This study investigated the effects of modes of personalisation of instruction crossed with two levels each of verbal ability and cognitive style as moderator variables on the mathematical word problems achievement of 450 junior secondary Nigerian students. Personalisation was accomplished by incorporating selected information with students’ personal preferences into their mathematics word problems content on either group basis, individual or self-referencing format. Students were randomly assigned to one of four treatment conditions: self-referencing, individual personalisation, group personalisation, and non-personalisation versions of an instructional programme on mathematics word problems. Results showed that treatment, verbal ability and cognitive style had significant main effects on students’ achievement in mathematical word problems. Thus, students exposed to group personalisation performed significantly better than those in other groups followed by individual personalisation, self-referencing, and nonpersonalisation in that order. High verbal ability students performed significantly better than low verbal ability counterparts.
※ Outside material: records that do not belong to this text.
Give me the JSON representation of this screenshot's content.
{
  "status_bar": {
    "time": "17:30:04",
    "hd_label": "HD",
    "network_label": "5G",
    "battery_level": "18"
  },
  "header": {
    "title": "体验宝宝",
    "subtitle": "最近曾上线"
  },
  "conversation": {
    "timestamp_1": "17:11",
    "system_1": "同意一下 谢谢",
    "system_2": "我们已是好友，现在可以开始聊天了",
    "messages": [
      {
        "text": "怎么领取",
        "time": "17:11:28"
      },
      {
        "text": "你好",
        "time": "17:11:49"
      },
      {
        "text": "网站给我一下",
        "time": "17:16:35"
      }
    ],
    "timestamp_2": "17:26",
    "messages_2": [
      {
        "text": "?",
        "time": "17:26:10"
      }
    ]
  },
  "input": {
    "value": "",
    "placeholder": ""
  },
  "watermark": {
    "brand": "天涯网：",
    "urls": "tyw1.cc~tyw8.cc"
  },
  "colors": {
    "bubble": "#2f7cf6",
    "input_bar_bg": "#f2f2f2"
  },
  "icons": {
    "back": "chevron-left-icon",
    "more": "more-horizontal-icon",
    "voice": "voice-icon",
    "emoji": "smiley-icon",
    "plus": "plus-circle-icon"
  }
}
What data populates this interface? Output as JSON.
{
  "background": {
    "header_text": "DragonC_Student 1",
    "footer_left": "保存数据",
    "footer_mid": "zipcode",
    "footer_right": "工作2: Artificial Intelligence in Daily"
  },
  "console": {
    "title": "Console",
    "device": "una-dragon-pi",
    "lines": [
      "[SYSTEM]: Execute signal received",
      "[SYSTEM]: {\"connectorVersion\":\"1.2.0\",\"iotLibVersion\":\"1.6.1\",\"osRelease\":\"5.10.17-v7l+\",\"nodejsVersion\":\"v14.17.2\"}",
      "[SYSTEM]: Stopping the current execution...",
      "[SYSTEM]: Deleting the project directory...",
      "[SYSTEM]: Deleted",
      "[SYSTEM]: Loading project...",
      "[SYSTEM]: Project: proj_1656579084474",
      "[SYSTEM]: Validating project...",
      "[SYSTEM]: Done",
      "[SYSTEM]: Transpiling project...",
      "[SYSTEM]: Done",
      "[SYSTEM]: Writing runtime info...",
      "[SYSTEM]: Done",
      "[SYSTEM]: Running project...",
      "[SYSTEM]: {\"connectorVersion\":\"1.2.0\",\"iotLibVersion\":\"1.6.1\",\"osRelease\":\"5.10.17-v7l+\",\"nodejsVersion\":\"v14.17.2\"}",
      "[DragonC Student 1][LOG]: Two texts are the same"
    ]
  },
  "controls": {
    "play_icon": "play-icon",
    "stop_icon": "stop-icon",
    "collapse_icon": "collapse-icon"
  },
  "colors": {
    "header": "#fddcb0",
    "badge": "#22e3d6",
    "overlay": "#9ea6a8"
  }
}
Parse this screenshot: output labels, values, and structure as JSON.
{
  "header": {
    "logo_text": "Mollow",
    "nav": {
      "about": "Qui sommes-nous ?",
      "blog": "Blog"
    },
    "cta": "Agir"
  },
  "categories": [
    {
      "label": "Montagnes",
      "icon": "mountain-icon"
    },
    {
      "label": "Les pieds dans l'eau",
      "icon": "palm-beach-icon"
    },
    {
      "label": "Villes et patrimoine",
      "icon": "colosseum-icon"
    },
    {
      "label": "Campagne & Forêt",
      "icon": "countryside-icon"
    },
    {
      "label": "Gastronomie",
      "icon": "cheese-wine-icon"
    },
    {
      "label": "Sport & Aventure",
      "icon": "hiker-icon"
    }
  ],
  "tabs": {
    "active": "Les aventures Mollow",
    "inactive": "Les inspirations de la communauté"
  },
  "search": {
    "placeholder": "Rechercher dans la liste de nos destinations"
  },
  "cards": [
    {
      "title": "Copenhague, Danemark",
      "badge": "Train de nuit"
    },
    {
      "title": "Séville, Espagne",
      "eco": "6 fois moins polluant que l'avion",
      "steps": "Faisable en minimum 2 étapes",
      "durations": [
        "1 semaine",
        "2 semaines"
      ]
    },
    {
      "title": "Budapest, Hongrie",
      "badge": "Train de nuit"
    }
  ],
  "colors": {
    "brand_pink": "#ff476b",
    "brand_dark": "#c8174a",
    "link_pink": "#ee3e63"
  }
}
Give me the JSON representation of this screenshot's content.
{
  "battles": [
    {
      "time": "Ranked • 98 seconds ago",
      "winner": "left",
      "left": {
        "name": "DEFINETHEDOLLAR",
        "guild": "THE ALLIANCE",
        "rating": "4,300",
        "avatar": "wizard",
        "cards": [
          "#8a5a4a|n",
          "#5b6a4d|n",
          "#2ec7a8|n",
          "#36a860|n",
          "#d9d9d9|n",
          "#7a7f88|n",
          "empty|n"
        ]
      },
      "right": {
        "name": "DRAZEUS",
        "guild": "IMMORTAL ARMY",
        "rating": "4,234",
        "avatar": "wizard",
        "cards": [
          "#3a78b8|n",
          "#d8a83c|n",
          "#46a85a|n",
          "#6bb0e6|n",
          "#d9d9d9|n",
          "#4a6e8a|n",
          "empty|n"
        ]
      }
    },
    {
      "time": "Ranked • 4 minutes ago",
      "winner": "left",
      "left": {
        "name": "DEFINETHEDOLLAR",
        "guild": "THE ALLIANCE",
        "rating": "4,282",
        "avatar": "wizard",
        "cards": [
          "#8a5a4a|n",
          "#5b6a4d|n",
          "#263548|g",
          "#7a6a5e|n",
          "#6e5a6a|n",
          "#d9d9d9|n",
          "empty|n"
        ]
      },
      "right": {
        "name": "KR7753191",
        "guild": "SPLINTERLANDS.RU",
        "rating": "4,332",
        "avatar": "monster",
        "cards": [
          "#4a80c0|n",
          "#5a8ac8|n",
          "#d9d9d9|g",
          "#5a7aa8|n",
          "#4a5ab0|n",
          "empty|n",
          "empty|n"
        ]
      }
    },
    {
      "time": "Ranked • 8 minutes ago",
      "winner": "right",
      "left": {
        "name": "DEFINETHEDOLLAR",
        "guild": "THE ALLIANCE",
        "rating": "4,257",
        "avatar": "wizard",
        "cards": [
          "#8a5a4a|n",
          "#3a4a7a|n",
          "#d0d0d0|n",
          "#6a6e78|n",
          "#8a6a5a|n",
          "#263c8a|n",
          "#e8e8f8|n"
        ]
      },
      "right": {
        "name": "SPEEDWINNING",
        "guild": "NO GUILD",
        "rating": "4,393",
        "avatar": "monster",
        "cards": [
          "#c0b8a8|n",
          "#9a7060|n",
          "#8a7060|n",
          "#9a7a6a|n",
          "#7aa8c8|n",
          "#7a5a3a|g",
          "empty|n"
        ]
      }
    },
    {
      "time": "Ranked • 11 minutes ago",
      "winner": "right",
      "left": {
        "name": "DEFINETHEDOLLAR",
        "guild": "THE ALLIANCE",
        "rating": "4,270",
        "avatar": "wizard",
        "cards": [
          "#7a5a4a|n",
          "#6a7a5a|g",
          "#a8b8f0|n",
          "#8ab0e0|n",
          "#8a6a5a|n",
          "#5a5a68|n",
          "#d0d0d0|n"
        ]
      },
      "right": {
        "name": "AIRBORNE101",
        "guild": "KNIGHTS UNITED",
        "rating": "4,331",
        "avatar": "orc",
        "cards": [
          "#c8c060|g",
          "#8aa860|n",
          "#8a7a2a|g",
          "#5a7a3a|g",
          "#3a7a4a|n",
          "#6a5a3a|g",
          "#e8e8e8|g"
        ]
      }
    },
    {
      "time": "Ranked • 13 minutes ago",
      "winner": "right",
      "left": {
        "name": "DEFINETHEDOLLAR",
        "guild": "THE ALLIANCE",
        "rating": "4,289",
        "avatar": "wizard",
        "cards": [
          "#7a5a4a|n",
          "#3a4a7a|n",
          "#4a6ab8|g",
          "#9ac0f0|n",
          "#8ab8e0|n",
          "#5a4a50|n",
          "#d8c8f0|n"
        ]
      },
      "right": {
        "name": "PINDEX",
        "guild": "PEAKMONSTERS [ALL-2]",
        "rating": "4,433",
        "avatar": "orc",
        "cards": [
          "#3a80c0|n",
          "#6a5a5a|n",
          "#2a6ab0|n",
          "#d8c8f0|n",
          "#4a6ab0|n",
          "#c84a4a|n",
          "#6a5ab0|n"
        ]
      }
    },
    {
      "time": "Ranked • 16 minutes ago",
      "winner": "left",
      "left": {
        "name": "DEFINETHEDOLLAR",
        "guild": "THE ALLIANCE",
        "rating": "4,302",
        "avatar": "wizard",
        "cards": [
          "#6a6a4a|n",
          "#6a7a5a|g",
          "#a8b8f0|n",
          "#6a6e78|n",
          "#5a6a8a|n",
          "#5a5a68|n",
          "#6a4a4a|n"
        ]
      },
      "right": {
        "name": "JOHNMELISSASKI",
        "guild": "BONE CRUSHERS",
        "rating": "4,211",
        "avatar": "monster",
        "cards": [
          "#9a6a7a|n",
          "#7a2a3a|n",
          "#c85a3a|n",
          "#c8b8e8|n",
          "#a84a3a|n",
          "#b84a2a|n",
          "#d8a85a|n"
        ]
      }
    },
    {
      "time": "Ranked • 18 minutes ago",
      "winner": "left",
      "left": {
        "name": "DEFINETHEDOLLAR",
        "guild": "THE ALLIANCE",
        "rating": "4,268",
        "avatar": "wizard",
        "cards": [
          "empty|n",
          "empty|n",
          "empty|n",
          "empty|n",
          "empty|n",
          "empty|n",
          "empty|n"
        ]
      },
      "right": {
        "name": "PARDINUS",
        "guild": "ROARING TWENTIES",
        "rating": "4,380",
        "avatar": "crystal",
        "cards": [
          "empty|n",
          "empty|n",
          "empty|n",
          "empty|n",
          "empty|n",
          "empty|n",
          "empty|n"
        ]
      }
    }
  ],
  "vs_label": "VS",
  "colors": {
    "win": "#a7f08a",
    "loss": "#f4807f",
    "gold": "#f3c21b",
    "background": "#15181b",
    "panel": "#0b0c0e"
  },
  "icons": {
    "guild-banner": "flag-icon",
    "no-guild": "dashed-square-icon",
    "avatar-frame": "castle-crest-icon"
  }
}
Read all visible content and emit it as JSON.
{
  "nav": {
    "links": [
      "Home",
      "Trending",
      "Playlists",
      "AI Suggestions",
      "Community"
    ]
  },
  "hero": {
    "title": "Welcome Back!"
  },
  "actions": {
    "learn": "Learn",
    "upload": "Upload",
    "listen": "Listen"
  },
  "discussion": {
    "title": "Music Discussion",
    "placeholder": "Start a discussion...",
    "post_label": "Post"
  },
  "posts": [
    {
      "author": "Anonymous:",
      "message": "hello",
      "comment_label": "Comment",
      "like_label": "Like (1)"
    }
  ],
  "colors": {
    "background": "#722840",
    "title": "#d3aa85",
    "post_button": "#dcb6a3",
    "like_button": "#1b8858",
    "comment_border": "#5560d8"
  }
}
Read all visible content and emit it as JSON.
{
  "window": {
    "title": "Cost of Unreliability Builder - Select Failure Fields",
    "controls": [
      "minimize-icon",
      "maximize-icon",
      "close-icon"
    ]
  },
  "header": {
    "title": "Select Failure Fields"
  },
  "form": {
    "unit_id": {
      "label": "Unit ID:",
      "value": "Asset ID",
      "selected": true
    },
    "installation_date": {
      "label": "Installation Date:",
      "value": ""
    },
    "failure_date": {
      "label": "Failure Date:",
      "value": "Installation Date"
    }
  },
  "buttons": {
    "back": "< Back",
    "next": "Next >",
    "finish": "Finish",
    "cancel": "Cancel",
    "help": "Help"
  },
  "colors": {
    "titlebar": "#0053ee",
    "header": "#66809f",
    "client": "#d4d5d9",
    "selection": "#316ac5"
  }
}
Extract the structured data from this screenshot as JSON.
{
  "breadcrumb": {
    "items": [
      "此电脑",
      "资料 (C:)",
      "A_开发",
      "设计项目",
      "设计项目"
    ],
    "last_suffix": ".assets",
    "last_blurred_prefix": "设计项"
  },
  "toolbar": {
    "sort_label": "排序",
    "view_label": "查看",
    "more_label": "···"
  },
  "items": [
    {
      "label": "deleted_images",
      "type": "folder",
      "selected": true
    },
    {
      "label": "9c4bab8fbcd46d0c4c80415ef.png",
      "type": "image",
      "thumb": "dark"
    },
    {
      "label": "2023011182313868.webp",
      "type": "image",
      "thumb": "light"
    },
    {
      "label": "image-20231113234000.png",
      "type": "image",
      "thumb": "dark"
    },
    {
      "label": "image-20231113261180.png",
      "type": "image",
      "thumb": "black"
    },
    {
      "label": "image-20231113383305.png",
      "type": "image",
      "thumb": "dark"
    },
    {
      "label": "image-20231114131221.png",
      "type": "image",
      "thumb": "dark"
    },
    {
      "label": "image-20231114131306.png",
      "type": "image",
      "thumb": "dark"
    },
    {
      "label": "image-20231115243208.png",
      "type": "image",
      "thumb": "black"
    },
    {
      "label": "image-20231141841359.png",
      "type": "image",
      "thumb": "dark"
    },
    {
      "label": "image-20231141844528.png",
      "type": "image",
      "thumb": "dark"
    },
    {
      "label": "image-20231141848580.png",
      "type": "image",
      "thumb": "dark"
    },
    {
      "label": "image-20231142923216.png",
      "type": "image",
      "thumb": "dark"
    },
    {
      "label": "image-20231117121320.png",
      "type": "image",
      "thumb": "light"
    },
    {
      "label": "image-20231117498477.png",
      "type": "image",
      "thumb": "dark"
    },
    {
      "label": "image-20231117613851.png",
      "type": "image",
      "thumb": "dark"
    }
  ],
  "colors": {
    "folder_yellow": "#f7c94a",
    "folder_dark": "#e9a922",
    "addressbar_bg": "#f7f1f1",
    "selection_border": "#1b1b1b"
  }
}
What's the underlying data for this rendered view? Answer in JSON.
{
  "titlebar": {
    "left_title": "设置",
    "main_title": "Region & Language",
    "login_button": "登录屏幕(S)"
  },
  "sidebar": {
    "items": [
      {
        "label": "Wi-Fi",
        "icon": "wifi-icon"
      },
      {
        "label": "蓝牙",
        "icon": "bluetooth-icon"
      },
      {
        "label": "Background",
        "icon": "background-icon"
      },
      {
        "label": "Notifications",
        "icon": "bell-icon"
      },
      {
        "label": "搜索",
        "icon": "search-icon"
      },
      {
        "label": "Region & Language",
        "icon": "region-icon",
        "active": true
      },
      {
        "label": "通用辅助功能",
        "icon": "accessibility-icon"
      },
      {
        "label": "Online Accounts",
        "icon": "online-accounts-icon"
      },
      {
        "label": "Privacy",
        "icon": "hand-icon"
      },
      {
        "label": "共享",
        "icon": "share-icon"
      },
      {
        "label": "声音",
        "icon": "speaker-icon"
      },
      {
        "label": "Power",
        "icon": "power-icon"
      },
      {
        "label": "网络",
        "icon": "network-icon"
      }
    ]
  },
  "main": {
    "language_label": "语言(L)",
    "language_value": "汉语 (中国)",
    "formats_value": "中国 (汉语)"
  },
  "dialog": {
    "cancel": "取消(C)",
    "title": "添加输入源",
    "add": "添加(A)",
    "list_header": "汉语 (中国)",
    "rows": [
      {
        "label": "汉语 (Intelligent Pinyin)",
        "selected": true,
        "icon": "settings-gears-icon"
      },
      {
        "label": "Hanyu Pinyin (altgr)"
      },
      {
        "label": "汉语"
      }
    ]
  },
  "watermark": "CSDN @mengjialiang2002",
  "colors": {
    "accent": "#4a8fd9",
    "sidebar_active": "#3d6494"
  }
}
Also, analytic cognitive style students significantly outscored their non-analytic cognitive style counterparts. There were significant two-way interactions effects of treatment and verbal ability, treatment and cognitive style, and verbal ability and cognitive style on students’ achievement in mathematical word problems. These findings suggest in part that group personalisation; individual personalisation and self-referencing modes enhanced students’ achievement in mathematical word problems than the non-personalisation strategy. This impact was however sensitive to the cognitive style and verbal ability of the students. These findings show the need for choosing improved strategies for mathematical word problems teaching and the recognition of the influence of verbal ability and cognitive style on students’ achievement in mathematical word problems
personalisation instruction, word problems, mathematics achievement